Paul knew I’d had a busy day today, full of running errands and catching up from our long weekend, and since he was going to be out with the guys tonight, he suggested we stop for fast food on the way home to relieve me of the chore of cooking dinner. I was easily persuaded.
We swung up to the McDonald’s drive-through, ordered our food, and pulled forward to pay for it. A couple of seconds after I had handed my debit card through the window to the smiling octogenarian at the register she handed it back to me, lowering her voice to tell me in embarrassed tones that it had been declined. Puzzled, we tried Paul’s card. Declined. Already my stomach was clenching with the panicky feeling I get whenever money matters go awry. We apologized, canceled our order, and turned toward home.
“I don’t understand!” I started in as we drove away, a note of hysteria creeping into my voice. “The checkbook register says we have plenty in our account! Could there be a problem with the actual cards? Maybe they were flagged for unusual activity or something? I bet we forgot to write something down! How could I have done that? Oh, man…”
My pitch and my agitation climbed in equal measure until Paul, with his customary calm, reminded me that we didn’t know anything yet, and told me not to worry–that he would look at our online account records when we got home to search out the problem.
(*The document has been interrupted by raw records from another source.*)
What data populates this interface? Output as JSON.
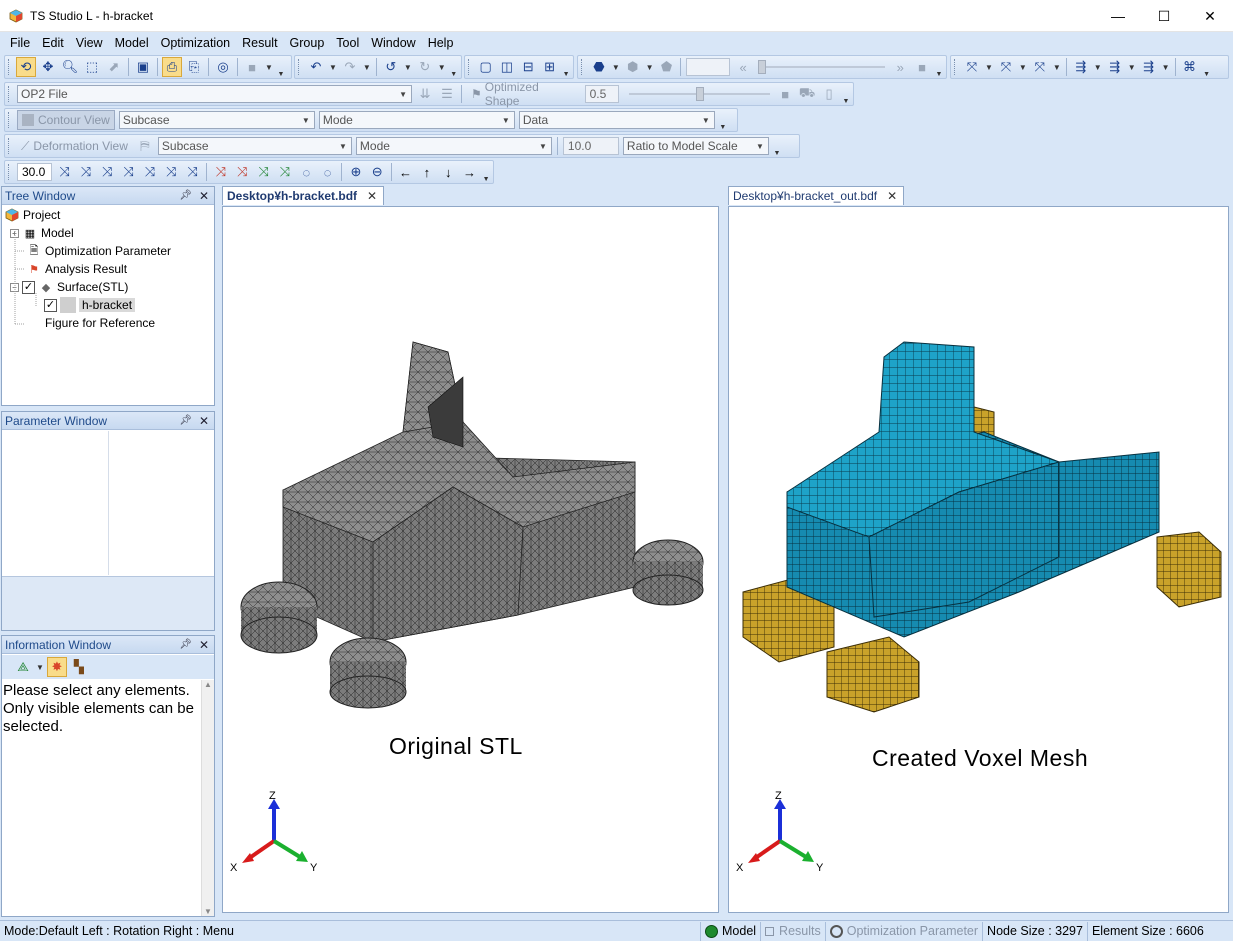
{
  "window": {
    "title": "TS Studio L - h-bracket",
    "minimize_glyph": "—",
    "maximize_glyph": "☐",
    "close_glyph": "✕"
  },
  "menu": [
    "File",
    "Edit",
    "View",
    "Model",
    "Optimization",
    "Result",
    "Group",
    "Tool",
    "Window",
    "Help"
  ],
  "toolbar2": {
    "op2_combo": "OP2 File",
    "optimized_shape_label": "Optimized Shape",
    "optimized_shape_value": "0.5",
    "slider_level": 0.5
  },
  "toolbar3": {
    "contour_view_label": "Contour View",
    "subcase": "Subcase",
    "mode": "Mode",
    "data": "Data"
  },
  "toolbar4": {
    "deformation_view_label": "Deformation View",
    "subcase": "Subcase",
    "mode": "Mode",
    "scale_value": "10.0",
    "ratio_combo": "Ratio to Model Scale"
  },
  "toolbar5": {
    "angle_value": "30.0"
  },
  "tree_window": {
    "title": "Tree Window",
    "items": [
      {
        "label": "Project"
      },
      {
        "label": "Model"
      },
      {
        "label": "Optimization Parameter"
      },
      {
        "label": "Analysis Result"
      },
      {
        "label": "Surface(STL)"
      },
      {
        "label": "h-bracket"
      },
      {
        "label": "Figure for Reference"
      }
    ]
  },
  "parameter_window": {
    "title": "Parameter Window"
  },
  "information_window": {
    "title": "Information Window",
    "message": "Please select any elements. Only visible elements can be selected."
  },
  "tabs": {
    "left": "Desktop¥h-bracket.bdf",
    "right": "Desktop¥h-bracket_out.bdf"
  },
  "viewports": {
    "left_label": "Original STL",
    "right_label": "Created Voxel Mesh",
    "axis_x": "X",
    "axis_y": "Y",
    "axis_z": "Z"
  },
  "status": {
    "mode": "Mode:Default  Left : Rotation Right : Menu",
    "model": "Model",
    "results": "Results",
    "optimization_parameter": "Optimization Parameter",
    "node_size": "Node Size : 3297",
    "element_size": "Element Size : 6606"
  },
  "colors": {
    "stl_gray": "#8e8e8e",
    "voxel_blue": "#1ea3c8",
    "voxel_gold": "#c9a22a",
    "panel_title": "#1f4a8a"
  }
}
“Don’t worry.” Ha! And again I say it: ha! I have a long track record of falling apart in the face of financial adversity. Like Chicken Little, I am convinced that the sky is falling at the least little pecuniary hiccup. Bounced check? Shrinking tax return? More month than money? Leave it to me to blow it up into a dark, foreboding future of living out of our car and scraping up nickels and dimes on the street to feed our starving children. That’s why, even though I pay the bills, when something goes wrong, Paul takes over. He’s the only one who can unravel a bank statement without moaning under his breath and beating his head on the table.
Anyway, despite my sepulchral warnings that we were never, ever going to resolve this mystery, the problem became clear within minutes of Paul opening our account records. Every month, I transfer 550 dollars from our savings account to our checking account, and then turn around and send a payment for that amount from our checking account to our student loan company. This month, the transfer didn’t go through, but the check did, and the result was several overdrafts.
With accompanying fees.
Chicken Little kicked it up a notch.
Bookkeeping error! Wasted money! Careless! Costly!
I went on speaking in exclamation points for a while, until Paul reached out for me, mid-rant, and pulled me close. Inside me, all went quiet. Then, touching his forehead to mine, he whispered, “This place doesn’t run on money, you know.”
And you know what? I do know.
But Chicken Little might need a reminder now and then.